After that we did not venture on the road, but kept in the woods all the time, occasionally going to a negro cabin to find the way; and we always found them willing to aid us in any way that they could.
Night coming on, and as we could not well travel in the woods after night, we looted around for a place to stop.
We found a large house near by, and concealing ourselves in the bushes, we watched to see if there were any white folks living in it, but could not see any; so, after it got dark, we went to it, and found no one but a negro and his family.
They gave us some sweet potatoes for supper, and some blankets to keep us warm, and we did very well that night.
We were out bright and early the next morning.
We had to be more cautious now, as we were among the scouts.
The negroes showed us by-paths through the woods, which we followed all day. We saw several scouts, but managed to evade them.
Our road was very rough, and we made slow progress.
We missed our way, and travelled about three miles before finding it out, then had to go back and start anew.
We had to go through woods and across swamps almost impassable.
We finally came to the place we had been told to go; got permission to stay all night, a first-rate supper and good bed.
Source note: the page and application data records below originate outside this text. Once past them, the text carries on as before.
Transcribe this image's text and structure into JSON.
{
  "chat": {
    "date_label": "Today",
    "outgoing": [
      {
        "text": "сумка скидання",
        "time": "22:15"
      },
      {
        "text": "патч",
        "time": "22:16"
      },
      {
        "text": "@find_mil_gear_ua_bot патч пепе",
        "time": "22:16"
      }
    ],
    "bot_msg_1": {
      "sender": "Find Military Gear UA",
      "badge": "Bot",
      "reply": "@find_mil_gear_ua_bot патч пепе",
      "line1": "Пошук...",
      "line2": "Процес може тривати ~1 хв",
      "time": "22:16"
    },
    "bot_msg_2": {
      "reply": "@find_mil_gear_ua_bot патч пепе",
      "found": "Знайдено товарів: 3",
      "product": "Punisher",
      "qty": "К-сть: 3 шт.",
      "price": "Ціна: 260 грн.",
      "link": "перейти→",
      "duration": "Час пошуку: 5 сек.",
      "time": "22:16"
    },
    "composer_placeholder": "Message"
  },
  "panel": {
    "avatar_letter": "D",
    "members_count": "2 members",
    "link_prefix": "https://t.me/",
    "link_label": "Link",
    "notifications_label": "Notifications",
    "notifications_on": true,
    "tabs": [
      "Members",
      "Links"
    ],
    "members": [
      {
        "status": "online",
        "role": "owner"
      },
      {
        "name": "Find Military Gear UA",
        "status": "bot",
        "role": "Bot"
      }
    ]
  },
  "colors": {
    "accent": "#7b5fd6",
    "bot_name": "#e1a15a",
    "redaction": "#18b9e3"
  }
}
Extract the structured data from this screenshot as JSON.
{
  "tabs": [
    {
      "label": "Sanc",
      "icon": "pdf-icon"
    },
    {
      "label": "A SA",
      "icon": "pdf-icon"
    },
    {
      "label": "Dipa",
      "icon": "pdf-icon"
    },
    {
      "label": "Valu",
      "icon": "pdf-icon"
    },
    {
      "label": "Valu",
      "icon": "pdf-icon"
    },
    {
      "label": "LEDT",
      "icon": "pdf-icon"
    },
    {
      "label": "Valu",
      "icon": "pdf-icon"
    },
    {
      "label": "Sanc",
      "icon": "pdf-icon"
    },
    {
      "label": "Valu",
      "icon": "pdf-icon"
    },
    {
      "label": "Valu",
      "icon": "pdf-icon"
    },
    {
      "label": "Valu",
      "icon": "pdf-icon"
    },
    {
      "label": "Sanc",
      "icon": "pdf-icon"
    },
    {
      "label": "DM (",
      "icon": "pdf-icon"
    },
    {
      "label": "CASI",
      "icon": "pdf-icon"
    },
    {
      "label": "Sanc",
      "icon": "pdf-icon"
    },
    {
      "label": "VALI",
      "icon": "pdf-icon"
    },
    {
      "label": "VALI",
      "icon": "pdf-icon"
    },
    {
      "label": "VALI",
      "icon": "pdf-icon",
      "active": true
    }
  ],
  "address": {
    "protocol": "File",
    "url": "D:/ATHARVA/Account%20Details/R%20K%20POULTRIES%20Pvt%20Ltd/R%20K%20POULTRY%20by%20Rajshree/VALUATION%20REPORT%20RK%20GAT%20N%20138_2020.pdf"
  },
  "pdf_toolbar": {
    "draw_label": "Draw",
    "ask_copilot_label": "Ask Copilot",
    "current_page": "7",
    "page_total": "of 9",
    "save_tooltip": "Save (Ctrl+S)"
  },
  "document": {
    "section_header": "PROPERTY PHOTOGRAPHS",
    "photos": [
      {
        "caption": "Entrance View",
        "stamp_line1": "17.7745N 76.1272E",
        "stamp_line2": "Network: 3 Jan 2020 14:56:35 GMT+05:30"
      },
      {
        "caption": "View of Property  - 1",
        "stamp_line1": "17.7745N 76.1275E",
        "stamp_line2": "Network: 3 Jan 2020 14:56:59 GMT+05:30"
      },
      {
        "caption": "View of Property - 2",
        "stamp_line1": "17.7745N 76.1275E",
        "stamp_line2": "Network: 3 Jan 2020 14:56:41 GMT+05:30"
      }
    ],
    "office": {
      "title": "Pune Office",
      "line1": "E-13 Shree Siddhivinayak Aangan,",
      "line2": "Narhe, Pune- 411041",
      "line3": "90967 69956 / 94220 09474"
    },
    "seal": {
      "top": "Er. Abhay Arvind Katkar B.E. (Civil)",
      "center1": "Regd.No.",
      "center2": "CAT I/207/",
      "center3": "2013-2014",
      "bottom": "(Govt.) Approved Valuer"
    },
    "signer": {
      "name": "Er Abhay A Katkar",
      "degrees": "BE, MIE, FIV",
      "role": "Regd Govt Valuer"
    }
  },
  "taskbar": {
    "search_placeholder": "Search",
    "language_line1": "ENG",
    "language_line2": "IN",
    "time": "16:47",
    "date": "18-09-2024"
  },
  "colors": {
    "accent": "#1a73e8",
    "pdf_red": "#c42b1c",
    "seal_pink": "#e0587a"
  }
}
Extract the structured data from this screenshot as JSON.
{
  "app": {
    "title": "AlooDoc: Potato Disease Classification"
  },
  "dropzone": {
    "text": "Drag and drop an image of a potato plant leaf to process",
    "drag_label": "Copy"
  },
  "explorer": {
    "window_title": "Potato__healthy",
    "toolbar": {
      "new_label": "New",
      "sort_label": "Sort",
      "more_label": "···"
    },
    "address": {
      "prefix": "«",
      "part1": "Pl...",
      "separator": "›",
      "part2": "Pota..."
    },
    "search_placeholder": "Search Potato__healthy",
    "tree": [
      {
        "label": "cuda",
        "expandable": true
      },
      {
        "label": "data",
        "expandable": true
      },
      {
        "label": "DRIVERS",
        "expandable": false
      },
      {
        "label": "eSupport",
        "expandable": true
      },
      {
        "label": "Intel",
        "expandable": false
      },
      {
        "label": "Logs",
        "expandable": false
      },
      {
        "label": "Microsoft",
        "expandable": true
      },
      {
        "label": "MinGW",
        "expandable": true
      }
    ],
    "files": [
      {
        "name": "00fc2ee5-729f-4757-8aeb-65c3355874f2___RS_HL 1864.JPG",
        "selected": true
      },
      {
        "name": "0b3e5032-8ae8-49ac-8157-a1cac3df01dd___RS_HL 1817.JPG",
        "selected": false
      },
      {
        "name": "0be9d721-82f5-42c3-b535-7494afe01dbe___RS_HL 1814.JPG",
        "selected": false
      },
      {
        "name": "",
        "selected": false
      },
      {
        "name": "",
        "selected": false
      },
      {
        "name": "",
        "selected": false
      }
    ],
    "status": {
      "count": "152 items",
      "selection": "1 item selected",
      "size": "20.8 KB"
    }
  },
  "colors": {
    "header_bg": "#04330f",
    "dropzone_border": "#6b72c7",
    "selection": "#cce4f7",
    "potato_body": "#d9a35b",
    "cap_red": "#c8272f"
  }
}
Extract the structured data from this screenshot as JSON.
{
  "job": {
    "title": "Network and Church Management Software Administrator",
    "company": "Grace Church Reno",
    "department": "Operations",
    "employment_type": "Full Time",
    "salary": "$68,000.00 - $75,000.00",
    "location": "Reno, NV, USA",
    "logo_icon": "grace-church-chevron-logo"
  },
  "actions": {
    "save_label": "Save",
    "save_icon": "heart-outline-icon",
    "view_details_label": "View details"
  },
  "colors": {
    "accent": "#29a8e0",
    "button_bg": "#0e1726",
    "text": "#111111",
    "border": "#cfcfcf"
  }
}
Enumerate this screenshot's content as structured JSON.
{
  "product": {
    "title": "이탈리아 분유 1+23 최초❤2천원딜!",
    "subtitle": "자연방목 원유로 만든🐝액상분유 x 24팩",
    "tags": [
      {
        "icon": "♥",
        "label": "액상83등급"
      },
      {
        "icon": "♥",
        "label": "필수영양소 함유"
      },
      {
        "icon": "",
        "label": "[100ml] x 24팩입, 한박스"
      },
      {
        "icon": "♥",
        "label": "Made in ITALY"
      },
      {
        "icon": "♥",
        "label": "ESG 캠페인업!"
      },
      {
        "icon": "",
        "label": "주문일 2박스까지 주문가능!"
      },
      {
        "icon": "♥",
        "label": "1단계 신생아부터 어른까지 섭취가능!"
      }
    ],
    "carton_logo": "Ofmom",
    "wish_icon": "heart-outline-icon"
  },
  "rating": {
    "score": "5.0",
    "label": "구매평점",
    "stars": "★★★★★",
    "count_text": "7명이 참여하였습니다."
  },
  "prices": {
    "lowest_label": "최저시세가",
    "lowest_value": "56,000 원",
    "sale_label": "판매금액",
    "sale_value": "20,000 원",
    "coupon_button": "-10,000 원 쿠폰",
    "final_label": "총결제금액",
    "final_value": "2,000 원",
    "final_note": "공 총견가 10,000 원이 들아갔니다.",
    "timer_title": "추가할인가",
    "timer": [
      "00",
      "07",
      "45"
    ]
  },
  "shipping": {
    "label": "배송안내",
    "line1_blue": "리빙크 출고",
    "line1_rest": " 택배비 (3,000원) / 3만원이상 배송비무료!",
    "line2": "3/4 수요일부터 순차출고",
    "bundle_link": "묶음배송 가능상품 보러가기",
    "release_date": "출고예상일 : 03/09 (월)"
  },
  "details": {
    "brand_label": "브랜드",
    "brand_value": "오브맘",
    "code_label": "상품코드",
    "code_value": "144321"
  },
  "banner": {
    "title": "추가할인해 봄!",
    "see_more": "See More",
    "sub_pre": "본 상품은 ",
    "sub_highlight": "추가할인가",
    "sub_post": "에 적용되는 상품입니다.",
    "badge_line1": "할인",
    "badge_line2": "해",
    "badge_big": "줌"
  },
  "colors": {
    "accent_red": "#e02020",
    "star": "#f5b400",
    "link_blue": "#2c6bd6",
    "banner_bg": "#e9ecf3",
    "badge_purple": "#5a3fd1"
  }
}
Upon inquiry we found that we were within seven miles of the Union
pickets, and that there was no more danger; so we felt at home.
In the morning, after partaking of a good breakfast, our host went with us about two miles, and set us on the main road.
We here thanked him for his assistance, and bade him good by.
We went forward with light hearts that morning, thinking that we were soon to be in the midst of friends.
We soon came in sight of the pickets posted on a hill.
They saw us coming, and came out to meet us, thinking we were rebel deserters.
We soon told our story, and were warmly received and well provided for.